═════ Data for analysis ═════

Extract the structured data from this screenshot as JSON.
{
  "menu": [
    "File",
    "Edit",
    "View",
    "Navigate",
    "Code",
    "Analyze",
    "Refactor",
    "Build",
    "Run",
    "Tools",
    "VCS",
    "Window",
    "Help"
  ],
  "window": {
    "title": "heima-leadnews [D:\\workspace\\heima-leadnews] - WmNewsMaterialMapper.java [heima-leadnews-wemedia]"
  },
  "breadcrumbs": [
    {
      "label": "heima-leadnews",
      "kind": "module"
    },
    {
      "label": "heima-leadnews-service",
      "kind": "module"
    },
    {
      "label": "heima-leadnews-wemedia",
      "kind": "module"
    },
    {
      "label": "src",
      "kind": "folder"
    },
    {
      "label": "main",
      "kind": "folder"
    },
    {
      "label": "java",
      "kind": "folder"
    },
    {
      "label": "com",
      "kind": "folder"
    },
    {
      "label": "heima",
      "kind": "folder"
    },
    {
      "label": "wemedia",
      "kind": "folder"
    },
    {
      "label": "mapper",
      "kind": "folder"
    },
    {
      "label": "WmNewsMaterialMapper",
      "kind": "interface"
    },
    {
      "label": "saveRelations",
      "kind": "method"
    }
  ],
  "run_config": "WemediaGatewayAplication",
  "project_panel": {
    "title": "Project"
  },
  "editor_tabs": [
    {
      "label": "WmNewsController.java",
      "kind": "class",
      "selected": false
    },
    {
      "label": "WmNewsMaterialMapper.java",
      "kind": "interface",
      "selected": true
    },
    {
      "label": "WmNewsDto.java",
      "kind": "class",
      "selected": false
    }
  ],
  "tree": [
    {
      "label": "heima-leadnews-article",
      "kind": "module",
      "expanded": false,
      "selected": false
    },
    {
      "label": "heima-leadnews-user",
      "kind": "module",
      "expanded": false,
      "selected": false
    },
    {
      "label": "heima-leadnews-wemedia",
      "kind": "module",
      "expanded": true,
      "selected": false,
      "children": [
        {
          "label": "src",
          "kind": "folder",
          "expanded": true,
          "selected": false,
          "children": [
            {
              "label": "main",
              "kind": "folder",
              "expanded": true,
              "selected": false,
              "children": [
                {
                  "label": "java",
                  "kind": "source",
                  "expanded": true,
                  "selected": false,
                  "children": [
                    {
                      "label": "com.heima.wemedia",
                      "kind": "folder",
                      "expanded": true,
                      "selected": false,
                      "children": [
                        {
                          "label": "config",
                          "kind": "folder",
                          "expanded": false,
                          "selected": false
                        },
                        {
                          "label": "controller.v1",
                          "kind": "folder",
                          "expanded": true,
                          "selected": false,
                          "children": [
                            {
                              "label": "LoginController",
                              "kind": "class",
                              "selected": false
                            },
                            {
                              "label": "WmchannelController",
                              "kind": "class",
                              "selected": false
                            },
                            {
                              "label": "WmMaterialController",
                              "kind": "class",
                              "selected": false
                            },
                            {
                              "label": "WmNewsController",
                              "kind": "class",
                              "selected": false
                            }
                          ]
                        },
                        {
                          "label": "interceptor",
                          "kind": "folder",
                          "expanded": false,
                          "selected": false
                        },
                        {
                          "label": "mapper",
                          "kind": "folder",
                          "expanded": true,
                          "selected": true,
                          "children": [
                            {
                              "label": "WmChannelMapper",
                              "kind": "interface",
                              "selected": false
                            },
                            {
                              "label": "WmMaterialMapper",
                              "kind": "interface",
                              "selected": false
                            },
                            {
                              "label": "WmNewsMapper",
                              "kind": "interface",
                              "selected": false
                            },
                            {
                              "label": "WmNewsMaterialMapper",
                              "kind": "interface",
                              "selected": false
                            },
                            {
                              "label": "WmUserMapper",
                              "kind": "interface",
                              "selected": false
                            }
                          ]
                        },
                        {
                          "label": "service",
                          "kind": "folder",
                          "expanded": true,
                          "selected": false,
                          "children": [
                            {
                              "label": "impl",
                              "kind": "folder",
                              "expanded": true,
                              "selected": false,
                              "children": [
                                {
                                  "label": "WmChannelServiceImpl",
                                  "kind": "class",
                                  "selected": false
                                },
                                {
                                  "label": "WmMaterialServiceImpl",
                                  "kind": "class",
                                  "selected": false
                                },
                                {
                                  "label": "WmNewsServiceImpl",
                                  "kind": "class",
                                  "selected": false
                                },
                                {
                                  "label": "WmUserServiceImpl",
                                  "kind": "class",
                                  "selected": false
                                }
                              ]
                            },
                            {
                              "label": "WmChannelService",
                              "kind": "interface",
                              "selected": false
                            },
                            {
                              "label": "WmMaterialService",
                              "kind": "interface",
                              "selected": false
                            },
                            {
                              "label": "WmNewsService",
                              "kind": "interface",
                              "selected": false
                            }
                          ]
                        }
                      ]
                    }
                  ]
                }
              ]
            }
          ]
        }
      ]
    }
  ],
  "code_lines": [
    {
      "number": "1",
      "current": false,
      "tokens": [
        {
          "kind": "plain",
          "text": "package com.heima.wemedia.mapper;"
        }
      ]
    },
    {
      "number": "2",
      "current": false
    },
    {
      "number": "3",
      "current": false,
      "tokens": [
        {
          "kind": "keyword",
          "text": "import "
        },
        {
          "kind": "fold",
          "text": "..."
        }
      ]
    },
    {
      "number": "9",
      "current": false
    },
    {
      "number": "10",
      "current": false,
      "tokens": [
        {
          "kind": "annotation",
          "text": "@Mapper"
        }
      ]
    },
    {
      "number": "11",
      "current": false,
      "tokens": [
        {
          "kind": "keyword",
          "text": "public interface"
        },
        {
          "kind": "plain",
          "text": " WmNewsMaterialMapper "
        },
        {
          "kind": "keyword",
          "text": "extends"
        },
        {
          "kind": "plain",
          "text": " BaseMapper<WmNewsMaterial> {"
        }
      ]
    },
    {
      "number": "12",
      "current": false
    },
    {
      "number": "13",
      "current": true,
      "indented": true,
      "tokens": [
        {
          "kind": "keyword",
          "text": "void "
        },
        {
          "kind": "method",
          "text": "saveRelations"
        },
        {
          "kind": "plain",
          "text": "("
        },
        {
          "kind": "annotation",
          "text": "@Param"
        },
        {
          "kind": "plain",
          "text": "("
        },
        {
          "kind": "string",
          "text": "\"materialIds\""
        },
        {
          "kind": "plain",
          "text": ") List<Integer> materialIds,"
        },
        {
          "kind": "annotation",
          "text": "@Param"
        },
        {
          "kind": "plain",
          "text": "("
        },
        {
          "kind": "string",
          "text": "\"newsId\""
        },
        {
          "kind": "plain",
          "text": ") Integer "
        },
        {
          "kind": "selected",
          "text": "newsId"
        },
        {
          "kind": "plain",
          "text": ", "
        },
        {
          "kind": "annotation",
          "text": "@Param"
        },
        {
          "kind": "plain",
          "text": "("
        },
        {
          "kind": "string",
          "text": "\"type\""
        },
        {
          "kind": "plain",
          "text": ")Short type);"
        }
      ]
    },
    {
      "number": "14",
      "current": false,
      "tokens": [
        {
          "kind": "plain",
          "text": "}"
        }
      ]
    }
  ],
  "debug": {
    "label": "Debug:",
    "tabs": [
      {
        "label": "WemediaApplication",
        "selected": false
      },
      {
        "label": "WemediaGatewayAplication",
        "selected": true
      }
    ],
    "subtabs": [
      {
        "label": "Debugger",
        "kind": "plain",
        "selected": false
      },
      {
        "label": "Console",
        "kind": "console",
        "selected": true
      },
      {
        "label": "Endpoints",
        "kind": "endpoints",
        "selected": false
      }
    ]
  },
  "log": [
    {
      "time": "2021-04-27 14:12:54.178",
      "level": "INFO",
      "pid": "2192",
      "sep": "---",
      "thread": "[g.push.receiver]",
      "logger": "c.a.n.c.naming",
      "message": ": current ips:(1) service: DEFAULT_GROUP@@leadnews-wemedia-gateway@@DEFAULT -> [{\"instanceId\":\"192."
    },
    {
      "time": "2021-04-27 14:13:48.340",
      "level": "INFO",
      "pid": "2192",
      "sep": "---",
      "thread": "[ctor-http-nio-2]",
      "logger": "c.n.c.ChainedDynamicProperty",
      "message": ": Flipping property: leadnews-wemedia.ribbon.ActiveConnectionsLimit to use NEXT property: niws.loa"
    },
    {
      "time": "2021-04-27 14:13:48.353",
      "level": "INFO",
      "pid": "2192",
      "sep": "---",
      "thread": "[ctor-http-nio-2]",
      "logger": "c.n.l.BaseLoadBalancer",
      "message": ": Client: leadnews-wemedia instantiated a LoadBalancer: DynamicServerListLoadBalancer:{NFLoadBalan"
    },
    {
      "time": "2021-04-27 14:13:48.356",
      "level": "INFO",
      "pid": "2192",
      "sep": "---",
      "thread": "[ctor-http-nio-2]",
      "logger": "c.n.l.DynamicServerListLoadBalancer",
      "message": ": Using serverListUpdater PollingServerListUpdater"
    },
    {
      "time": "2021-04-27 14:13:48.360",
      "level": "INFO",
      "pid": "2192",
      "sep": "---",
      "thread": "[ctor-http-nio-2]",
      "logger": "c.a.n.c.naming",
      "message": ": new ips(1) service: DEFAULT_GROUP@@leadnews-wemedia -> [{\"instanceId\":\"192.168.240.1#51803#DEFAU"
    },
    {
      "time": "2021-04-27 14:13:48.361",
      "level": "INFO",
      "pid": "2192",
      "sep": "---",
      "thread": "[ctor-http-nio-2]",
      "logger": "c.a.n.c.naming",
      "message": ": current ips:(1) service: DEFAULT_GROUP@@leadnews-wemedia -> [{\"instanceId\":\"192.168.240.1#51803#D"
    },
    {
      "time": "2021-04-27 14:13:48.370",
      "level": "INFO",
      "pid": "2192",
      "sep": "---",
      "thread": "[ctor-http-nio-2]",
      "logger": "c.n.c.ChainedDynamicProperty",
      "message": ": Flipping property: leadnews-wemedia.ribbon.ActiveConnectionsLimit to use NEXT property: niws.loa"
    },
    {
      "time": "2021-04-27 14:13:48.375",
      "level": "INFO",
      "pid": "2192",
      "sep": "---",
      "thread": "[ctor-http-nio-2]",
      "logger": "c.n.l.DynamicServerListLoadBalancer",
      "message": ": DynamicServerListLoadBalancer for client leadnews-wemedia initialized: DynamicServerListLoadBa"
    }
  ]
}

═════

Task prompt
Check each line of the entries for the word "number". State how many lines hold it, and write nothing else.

Task result
9